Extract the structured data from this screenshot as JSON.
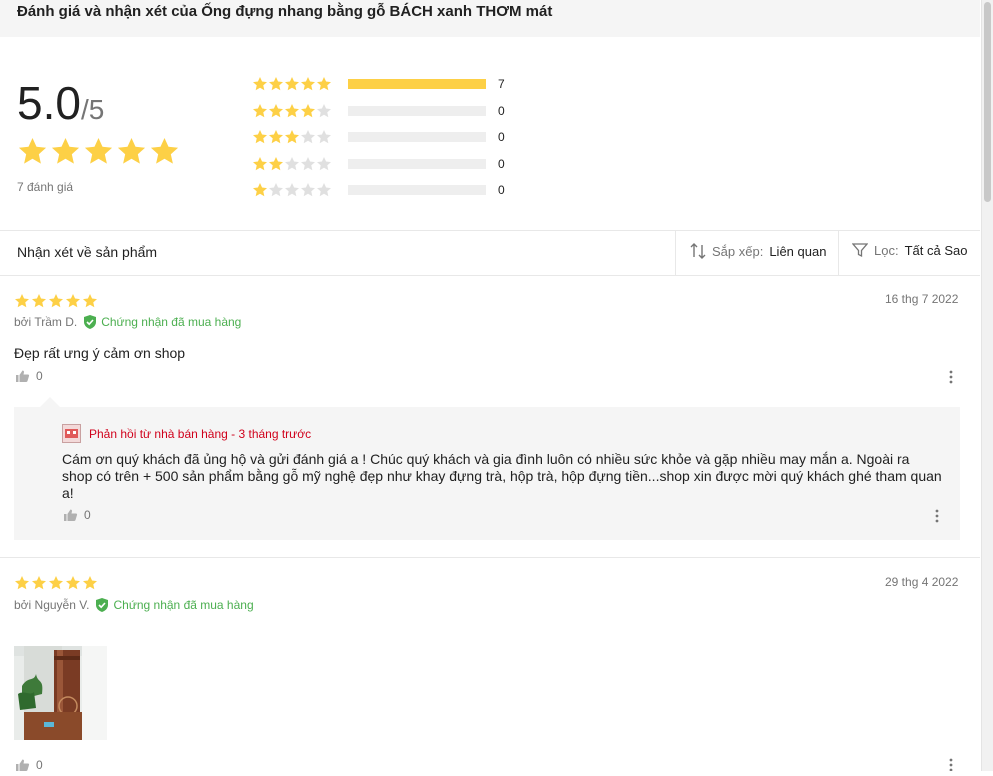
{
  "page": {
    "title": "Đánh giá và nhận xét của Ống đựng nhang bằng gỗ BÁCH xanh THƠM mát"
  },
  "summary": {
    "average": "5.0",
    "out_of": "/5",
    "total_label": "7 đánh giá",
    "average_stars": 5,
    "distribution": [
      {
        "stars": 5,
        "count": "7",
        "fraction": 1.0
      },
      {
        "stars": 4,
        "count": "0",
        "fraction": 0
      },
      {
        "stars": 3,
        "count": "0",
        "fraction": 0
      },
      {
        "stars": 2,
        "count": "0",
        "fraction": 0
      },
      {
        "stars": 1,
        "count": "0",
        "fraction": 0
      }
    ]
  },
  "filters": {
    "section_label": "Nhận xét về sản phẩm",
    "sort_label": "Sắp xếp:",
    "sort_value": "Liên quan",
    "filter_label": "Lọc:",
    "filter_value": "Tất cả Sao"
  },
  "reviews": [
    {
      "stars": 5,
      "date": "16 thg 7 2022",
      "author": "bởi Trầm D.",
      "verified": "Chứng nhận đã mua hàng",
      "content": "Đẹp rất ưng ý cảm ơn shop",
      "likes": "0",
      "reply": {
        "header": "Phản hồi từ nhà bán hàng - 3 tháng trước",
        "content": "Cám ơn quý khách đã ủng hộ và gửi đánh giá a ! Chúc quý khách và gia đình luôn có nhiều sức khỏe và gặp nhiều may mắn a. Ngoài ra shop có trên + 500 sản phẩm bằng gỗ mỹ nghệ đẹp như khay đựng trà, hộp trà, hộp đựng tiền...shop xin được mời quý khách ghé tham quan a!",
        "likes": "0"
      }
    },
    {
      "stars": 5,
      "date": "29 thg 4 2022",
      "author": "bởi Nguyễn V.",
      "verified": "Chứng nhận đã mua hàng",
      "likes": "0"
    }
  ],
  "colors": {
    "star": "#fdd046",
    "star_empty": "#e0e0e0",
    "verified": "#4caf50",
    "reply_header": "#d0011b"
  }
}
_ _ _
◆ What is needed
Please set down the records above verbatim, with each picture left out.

◆ Exercise solution
Extract the structured data from this screenshot as JSON.
{
  "page": {
    "title": "Đánh giá và nhận xét của Ống đựng nhang bằng gỗ BÁCH xanh THƠM mát"
  },
  "summary": {
    "average": "5.0",
    "out_of": "/5",
    "total_label": "7 đánh giá",
    "average_stars": 5,
    "distribution": [
      {
        "stars": 5,
        "count": "7",
        "fraction": 1.0
      },
      {
        "stars": 4,
        "count": "0",
        "fraction": 0
      },
      {
        "stars": 3,
        "count": "0",
        "fraction": 0
      },
      {
        "stars": 2,
        "count": "0",
        "fraction": 0
      },
      {
        "stars": 1,
        "count": "0",
        "fraction": 0
      }
    ]
  },
  "filters": {
    "section_label": "Nhận xét về sản phẩm",
    "sort_label": "Sắp xếp:",
    "sort_value": "Liên quan",
    "filter_label": "Lọc:",
    "filter_value": "Tất cả Sao"
  },
  "reviews": [
    {
      "stars": 5,
      "date": "16 thg 7 2022",
      "author": "bởi Trầm D.",
      "verified": "Chứng nhận đã mua hàng",
      "content": "Đẹp rất ưng ý cảm ơn shop",
      "likes": "0",
      "reply": {
        "header": "Phản hồi từ nhà bán hàng - 3 tháng trước",
        "content": "Cám ơn quý khách đã ủng hộ và gửi đánh giá a ! Chúc quý khách và gia đình luôn có nhiều sức khỏe và gặp nhiều may mắn a. Ngoài ra shop có trên + 500 sản phẩm bằng gỗ mỹ nghệ đẹp như khay đựng trà, hộp trà, hộp đựng tiền...shop xin được mời quý khách ghé tham quan a!",
        "likes": "0"
      }
    },
    {
      "stars": 5,
      "date": "29 thg 4 2022",
      "author": "bởi Nguyễn V.",
      "verified": "Chứng nhận đã mua hàng",
      "likes": "0"
    }
  ],
  "colors": {
    "star": "#fdd046",
    "star_empty": "#e0e0e0",
    "verified": "#4caf50",
    "reply_header": "#d0011b"
  }
}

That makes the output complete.